The new party aims to do more than just protest against the medical cards issue and states that it intends to eliminate all discrimination against the retired in all areas of life.  He is in favour of a postal vote for the infirm.

Report on the Extraordinary General Meeting

The EGM, to revise the Constitution, was held in the South Court Hotel, Raheen, Limerick on the 4 February 2009.

The meeting was chaired by the President, Marie Doyle.  Attendance was good despite the bad weather conditions at the time.  Two delegates from the following branches: Dublin, Limerick, Mayo, Sligo and Wicklow represented their respective branches.  Amendments were made to the rules where necessary.  The new draft was ready for the Annual General Meeting in May,2009


October 8 saw a group of Kildare RSTA members embark on a pilgrimage, the old pilgrimage to the shrine of St James at Santiago in Northern Spain.  The essence of pilgrimage has three aspects - a sacred journey, a sacred place, a sacred goal.  It is always a spiritual experience, and a metaphor for life.  The goal is personal and may also have a group aspect – as in a family making thanksgiving for restoration to health of a loved one.  The length of the journey is not in itself highly important as long as it allows some leaving behind of everyday life and cares.  For the Camino it is principally along the journey that any transformation can take place, that insight is gained, that penance is done (an emphasis peculiar to the Irish??). In our group goals varied from thanksgiving to supplication for a loved one to goals of personal transformation in various ways

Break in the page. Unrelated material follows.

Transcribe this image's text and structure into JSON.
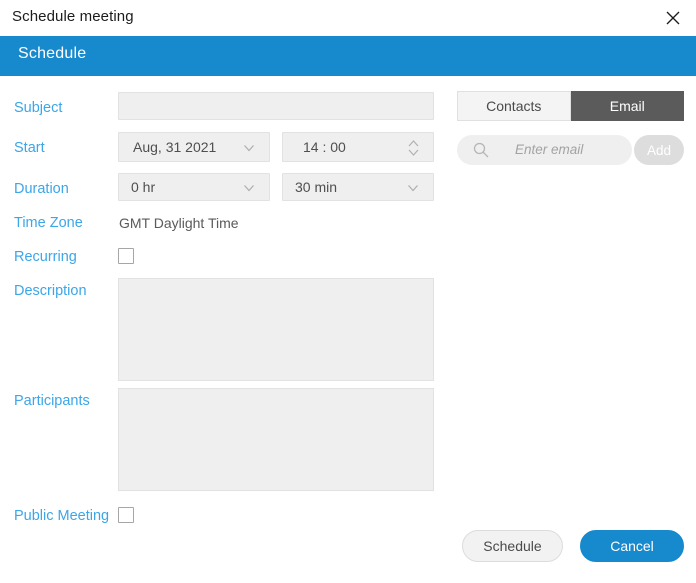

We walked 90 km in 5 days – an achievement we were quite proud of.  The pathway or Camino took us mostly through trees and alongside green pastures where the cowbells tinkled.  We did short stints along country roads and through wee hamlets, we only entered big towns to stay there at night.  Very little of the journey brought us in contact with everyday traffic so we could have a truly reflective/contemplative time.

In the towns where we stayed we usually found an evening “pilgrim Mass”, and in one case the pilgrims were all invited up to the alter to receive a special blessing.  Two unusual crucifixes caught our attention – one in Melide had a seated Christ, the other was in a wee church a few miles away and showed Christ holding one pierced hand down to his followers.

There was no shortage of “pit-stops” along the way nor of pilgrim hostels.  I certainly appreciated the luxury of staying in a hotel, in a twin bedroom rather than a large dormitory and of having lots of hot water. For some the privations of hostels seemed more appropriate to the pilgrimage.  We learned the importance of using liberal amounts of Vasaline all over the feet every morning to keep blisters at bay, “Compeed” came efficiently to the rescue if we missed spots.

Reaching Santiago was both a relief, a sense of having reached or goal but also sense of “Ah it is over now”.  We gratefully knelt at the Apostle’s relics and offered him our journey, our thanks and our hopes.  We all felt we had gained much from the pilgrimage, some in very personal ways.  I learned the importance of undertaking a demanding project in the company of someone positive who would not give up, of keeping a rhythm going on a long walk.  Another member felt she got along by virtue of walking with a great talker who kept her distracted from thoughts of distance yet to cover, or of any aches or pains!  I am not the only one bitten by the walking bug – or is it the Camino bug?  Come May I will be back on the Camino with some of my family and am looking forward to it very much.  My walking companion of October has more ambitious plans!  We would all say to anyone who is thinking of doing the Camino “GO AHEAD, you will never regret it.  Buen Camino”.  

Eilis Mc Cormack, Kildare Branch.

A Thought

I shall pass through this world but once.

Any good therefore that I can do, or any kindness that I can show

To any human being let me do it now.

Let me not defer or neglect it

For I shall not pass this way again.